Instead, he has a nice, hard perch up in the scaffolding from which he can keep an eye on everything. He’d tried following Selvig around for a few days, but the man had quickly started looking frazzled whenever Clint stood too close to any of the equipment (so he broke a thingie, so what, it hadn’t been that important, the nice science lady told him so).
He’s not even allowed to use the empty energy drink cans for target practice to while away the hours. Something about ‘scaring the squints’. Whatever.
Down on the floor, Selvig and a minion (okay, probably not a minion) are studiously writing on a clipboard. “It’s spiking again,” Selvig notes, his voice barely carrying far enough for Clint’s hearing aids to pick it up. The right one has started to whine a little; he needs to change the batteries, but he keeps forgetting.
Just then, the Tesseract flashes. It’s no cause to worry, it’s done that a few times already. But this time, it sends a shudder through the building, making his perch sway back and forth. Clint slips down quickly, pulling his sidearm and approaching carefully.
A beam of light blind them all, lighting up the whole building. A groaning noise, so deep and rough it nearly wrecks every single electronic device in this place, makes more than a few of the scientists clap their hands over their ears with a pained wince. In the center of the blinding light, a dark hole takes shape, something emerging.
Then it’s over. A tall, slender man kneels before them. His strange clothes—black-and-green leather and metal buckles—smolder softly. His black hair is long and unwashed. He lifts his head slowly, eerie blue eyes flickering about. There’s a long, wicked-looking spear in his hand.
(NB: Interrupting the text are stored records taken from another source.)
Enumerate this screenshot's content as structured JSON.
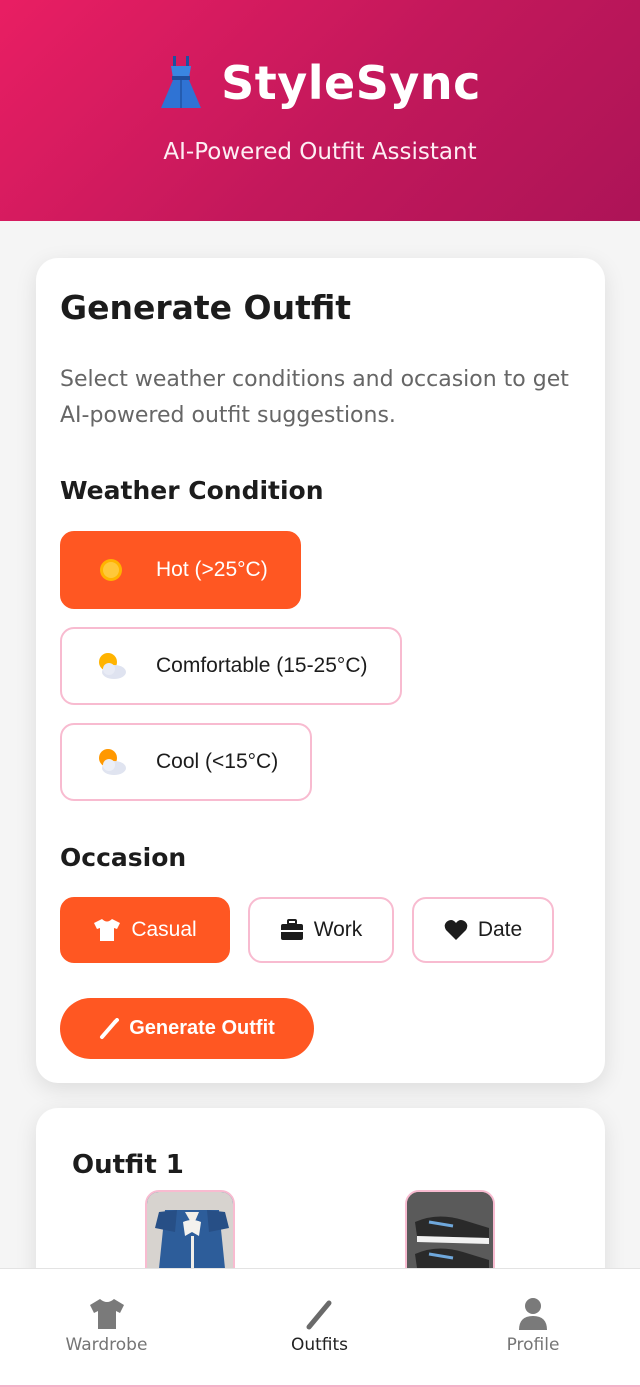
{
  "app": {
    "title": "StyleSync",
    "tagline": "AI-Powered Outfit Assistant",
    "logo_icon": "dress-icon"
  },
  "generate": {
    "title": "Generate Outfit",
    "description": "Select weather conditions and occasion to get AI-powered outfit suggestions.",
    "weather_title": "Weather Condition",
    "weather_options": [
      {
        "label": "Hot (>25°C)",
        "icon": "sun-icon",
        "selected": true
      },
      {
        "label": "Comfortable (15-25°C)",
        "icon": "sun-behind-cloud-icon",
        "selected": false
      },
      {
        "label": "Cool (<15°C)",
        "icon": "sun-behind-cloud-icon",
        "selected": false
      }
    ],
    "occasion_title": "Occasion",
    "occasion_options": [
      {
        "label": "Casual",
        "icon": "tshirt-icon",
        "selected": true
      },
      {
        "label": "Work",
        "icon": "briefcase-icon",
        "selected": false
      },
      {
        "label": "Date",
        "icon": "heart-icon",
        "selected": false
      }
    ],
    "generate_button": "Generate Outfit"
  },
  "outfit": {
    "title": "Outfit 1",
    "items": [
      "dress-thumbnail",
      "sneakers-thumbnail"
    ]
  },
  "nav": {
    "items": [
      {
        "label": "Wardrobe",
        "icon": "tshirt-icon",
        "active": false
      },
      {
        "label": "Outfits",
        "icon": "wand-icon",
        "active": true
      },
      {
        "label": "Profile",
        "icon": "user-icon",
        "active": false
      }
    ]
  },
  "colors": {
    "header_start": "#e91e63",
    "header_end": "#ad1457",
    "accent": "#ff5722",
    "border": "#f8bbd0"
  }
}
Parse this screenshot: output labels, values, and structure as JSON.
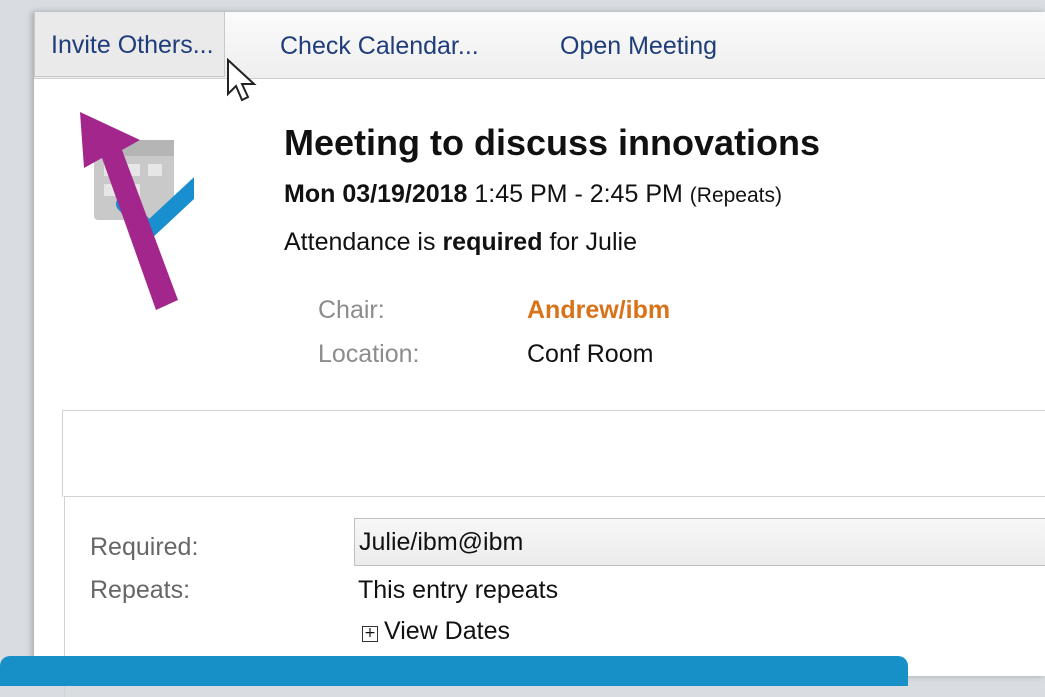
{
  "toolbar": {
    "invite_label": "Invite Others...",
    "check_calendar_label": "Check Calendar...",
    "open_meeting_label": "Open Meeting"
  },
  "meeting": {
    "title": "Meeting to discuss innovations",
    "date": "Mon 03/19/2018",
    "time": "1:45 PM - 2:45 PM",
    "repeats_note": "(Repeats)",
    "attendance_prefix": "Attendance is",
    "attendance_status": "required",
    "attendance_suffix": "for Julie",
    "chair_label": "Chair:",
    "chair_value": "Andrew/ibm",
    "location_label": "Location:",
    "location_value": "Conf Room"
  },
  "details": {
    "required_label": "Required:",
    "required_value": "Julie/ibm@ibm",
    "repeats_label": "Repeats:",
    "repeats_value": "This entry repeats",
    "view_dates_label": "View Dates"
  },
  "colors": {
    "chair_link": "#d9731a",
    "annotation_arrow": "#a3268c",
    "banner": "#1790c8",
    "checkmark": "#1a8fd0"
  },
  "icons": {
    "meeting_icon": "calendar-check-icon",
    "view_dates_icon": "expand-plus-icon"
  }
}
“Sir, please put down the spear,” Clint orders, drawing the stranger’s attention.
In response, the man looks down at the spear, almost wonderingly. As if he hadn’t been quite aware of holding it.
The confusion fades quickly, leaving his face devoid of any expression. Something beastly takes its place instead, lifting the corners of his mouth into a wide, snarling grin.
No time for negotiating; Clint fires.
The man moves just in time, every bullet missing him. The other security guards have no luck either, even when the guy seems to be standing right in front of them. Clint can get a hit; he hasn’t had so many missed shots since before he started training back in the circus.
Suddenly, the smiling stranger appears before him. Up close, the heavy, angry pouches beneath the man’s eyes appear much sicklier, and fear-sweat stains his skin. There’s blood between his teeth, little stains. He grasps Clint’s gun-hand, bends his wrist back sharply, and sets the sharp point of the spear against his chest. In a silky-soft voice, the stranger says: “You have heart.”
And the world narrows.